The VA has received no reports that the stolen data has been used for fraudulent purposes. However, the VA is asking all veterans to carefully monitor bank statements, credit card statements and any statements relating to recent financial transactions.

Several resources are available for people to go to for more information. The VA has set up a special Web site at www.firstgov.gov/veteransinfo and a toll-free telephone number, 800-FED-INFO or 800-333-4636, that feature up-to-date news and information on the data compromise.

The site offers tips on how to check credit reports, how to guard against identity theft and whom to call if an individual believes any fraudulent activity is occurring using his or her personal information.

The Air Force and Department of Defense are working closely with the VA to determine how many Airmen and other service members may be affected by the compromise of records. Airmen whose information has been compromised will be notified by the VA so they can take the appropriate steps.

Tips on how to watch for suspicious activity include the following:

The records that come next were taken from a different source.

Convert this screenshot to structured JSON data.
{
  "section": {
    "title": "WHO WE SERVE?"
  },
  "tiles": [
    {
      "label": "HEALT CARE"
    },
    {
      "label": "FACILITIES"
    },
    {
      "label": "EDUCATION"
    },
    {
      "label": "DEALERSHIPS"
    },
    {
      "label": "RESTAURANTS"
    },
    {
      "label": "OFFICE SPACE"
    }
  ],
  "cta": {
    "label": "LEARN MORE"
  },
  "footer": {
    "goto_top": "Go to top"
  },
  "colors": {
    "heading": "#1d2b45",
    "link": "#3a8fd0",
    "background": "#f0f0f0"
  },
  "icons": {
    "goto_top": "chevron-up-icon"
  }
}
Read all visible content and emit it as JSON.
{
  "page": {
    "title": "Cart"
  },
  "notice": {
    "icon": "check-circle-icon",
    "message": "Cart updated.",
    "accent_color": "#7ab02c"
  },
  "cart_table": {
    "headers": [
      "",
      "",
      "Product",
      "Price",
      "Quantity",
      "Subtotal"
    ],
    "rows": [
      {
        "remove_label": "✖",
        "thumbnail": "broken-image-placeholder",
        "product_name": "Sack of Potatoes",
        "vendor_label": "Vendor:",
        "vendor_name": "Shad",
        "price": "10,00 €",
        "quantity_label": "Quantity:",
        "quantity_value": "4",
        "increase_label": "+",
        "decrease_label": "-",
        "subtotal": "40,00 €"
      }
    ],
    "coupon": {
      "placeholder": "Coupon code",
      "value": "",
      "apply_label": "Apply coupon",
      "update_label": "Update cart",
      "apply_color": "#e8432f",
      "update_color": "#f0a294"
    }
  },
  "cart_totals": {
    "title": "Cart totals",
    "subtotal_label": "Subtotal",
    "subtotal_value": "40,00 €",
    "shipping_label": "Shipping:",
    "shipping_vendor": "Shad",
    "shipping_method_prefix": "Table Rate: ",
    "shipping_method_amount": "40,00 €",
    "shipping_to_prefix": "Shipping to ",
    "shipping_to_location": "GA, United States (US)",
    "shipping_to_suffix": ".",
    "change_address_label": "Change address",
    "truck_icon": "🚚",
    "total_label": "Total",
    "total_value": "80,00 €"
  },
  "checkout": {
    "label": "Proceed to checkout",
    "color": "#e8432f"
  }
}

-- Closely monitor your bank and credit card statements for fraudulent transactions. Monitoring accounts online is the best way to detect fraud early.

-- Place a 90-day fraud alert on your credit report, which tells creditors to contact you before opening any new accounts or making any changes to your existing accounts. This action may cause some delays if you are trying to obtain new credit.

-- It is only necessary to contact one of three companies to place an alert. That company is then required to contact the other two. The three companies are Equifax (800-525-6285, www.equifax.com); Experian (888-397-3742, www.experian.com); and TransUnion (800-680-7289, www.transunion.com).

Once the fraud alert has been posted, you are entitled to free copies of your credit reports. Review these reports for inquiries from companies you haven’t contacted or accounts you didn’t open. The alert can be renewed after 90 days.

Airmen are advised to take the following steps if they discover fraudulent accounts or transactions:

-- Contact the financial institution to close the fraudulent account(s) that have been tampered with.

-- File a report with the local police department.

-- File a complaint with the Federal Trade Commission by phone at 877-438-4338, online at www.consumer.gov/idtheft, or by mail to Identity Theft Clearinghouse, Federal Trade Commission, 600 Pennsylvania Avenue NW, Washington, DC 20580.

Additionally, Family Support Centers across the Air Force are prepared to assist anyone with questions regarding identity theft or similar financial concerns, Air Force officials said.

Additional help can be found online at: